What has happened? First, the numbers were down last year as well. There were still quite a few in the water, but maybe 25% of what had been seen a few years back. This year the numbers plummeted to far fewer than that. The cuttlefish were already the center of controversy due to the mining company BHP Billiton’s plan to build a huge desalination plant to feed water to a mine about 200 miles inland. The plant will be right near the breeding grounds. Scientists are concerned that the highly salty water pumped back to the gulf will keep away the cuttlefish or harm the eggs. Like many people, I don’t understand why the desalination plant could not be built somewhere else, even if it costs a bit more in pipe (I think BHP can afford it). This can’t be the immediate problem, though, as the desalination plant has not yet been built. There have been leakages from some of the industrial plants along the gulf from time to time, but I’ve not heard reports about this recently, and I’m sure someone has had their eye on it. It is possible that fishing boats are again targeting the cuttlefish. Tony Bramley said last year that he thought that fishing of several kinds was again having an impact.
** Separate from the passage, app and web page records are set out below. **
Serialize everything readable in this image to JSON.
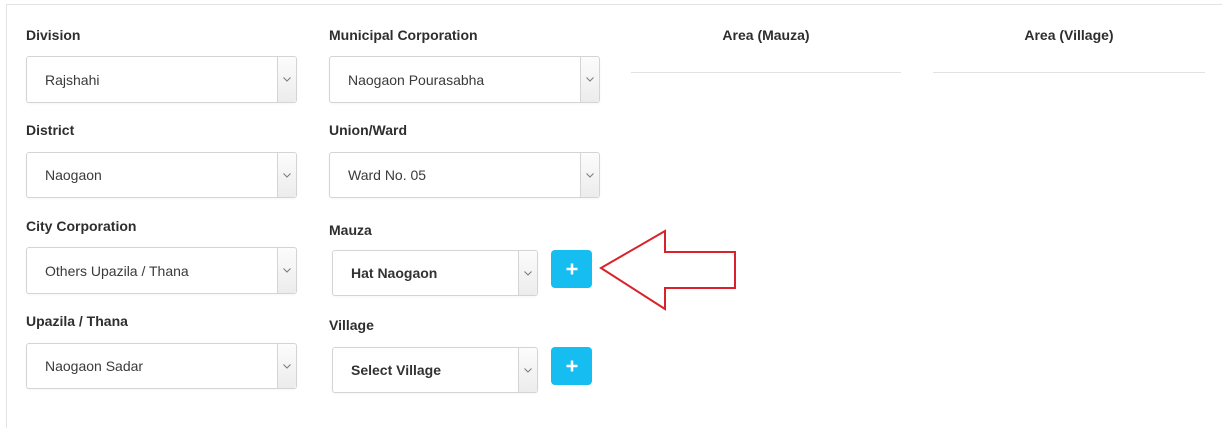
{
  "form": {
    "division": {
      "label": "Division",
      "value": "Rajshahi"
    },
    "district": {
      "label": "District",
      "value": "Naogaon"
    },
    "city_corporation": {
      "label": "City Corporation",
      "value": "Others Upazila / Thana"
    },
    "upazila": {
      "label": "Upazila / Thana",
      "value": "Naogaon Sadar"
    },
    "municipal_corporation": {
      "label": "Municipal Corporation",
      "value": "Naogaon Pourasabha"
    },
    "union_ward": {
      "label": "Union/Ward",
      "value": "Ward No. 05"
    },
    "mauza": {
      "label": "Mauza",
      "value": "Hat Naogaon",
      "add_label": "+"
    },
    "village": {
      "label": "Village",
      "value": "Select Village",
      "add_label": "+"
    }
  },
  "table": {
    "headers": [
      "Area (Mauza)",
      "Area (Village)"
    ]
  },
  "colors": {
    "accent": "#16bdf0",
    "annotation_arrow": "#d8232a"
  }
}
Yet another possibility is that a natural predator has shifted its hunting range, increased in numbers, or both. Possible culprits are fur seals, which live not far away and according to recent reports have been roving into new areas. They might be killing the cuttlefish before they come in to the breeding grounds.
All this raises questions about the beginning of the aggregation. How long have regiments of cuttlefish been coming in to this site, and why haven’t predators been rampaging through them before now? One local news story here suggests that the large aggregations are a fairly recent phenomenon – there were many fewer cuttlefish in the 1970s. (The source for this claim is someone who seems very much on the side of the fishermen, however, and I’m not sure what to make of him: see here.) It is possible that a window of safety between various threats, both human and non-human, allowed the flourishing of the aggregation for a time, and this window is now closing.
I hope this is not true, and that the aggregation could persist indefinitely if the fishing and pollution are kept at bay. Other Whyalla locals say the aggregation was as large 40 years ago, perhaps even larger than what has been seen in the best years since the fishing ban (I’ll follow all this up in another post when I have more details). Like many others, I am very much hoping that next May the cuttlefish come steaming in and resume their competitive yoga as if nothing has happened.
There is much more to say about this place. I’ll devote a later post to Giant Cuttlefish sex, and the “female impersonation” that some of the males engage in. For now I will let some more Whyalla cuttlefish, from previous years, speak for themselves, accompanied by the great David Attenborough.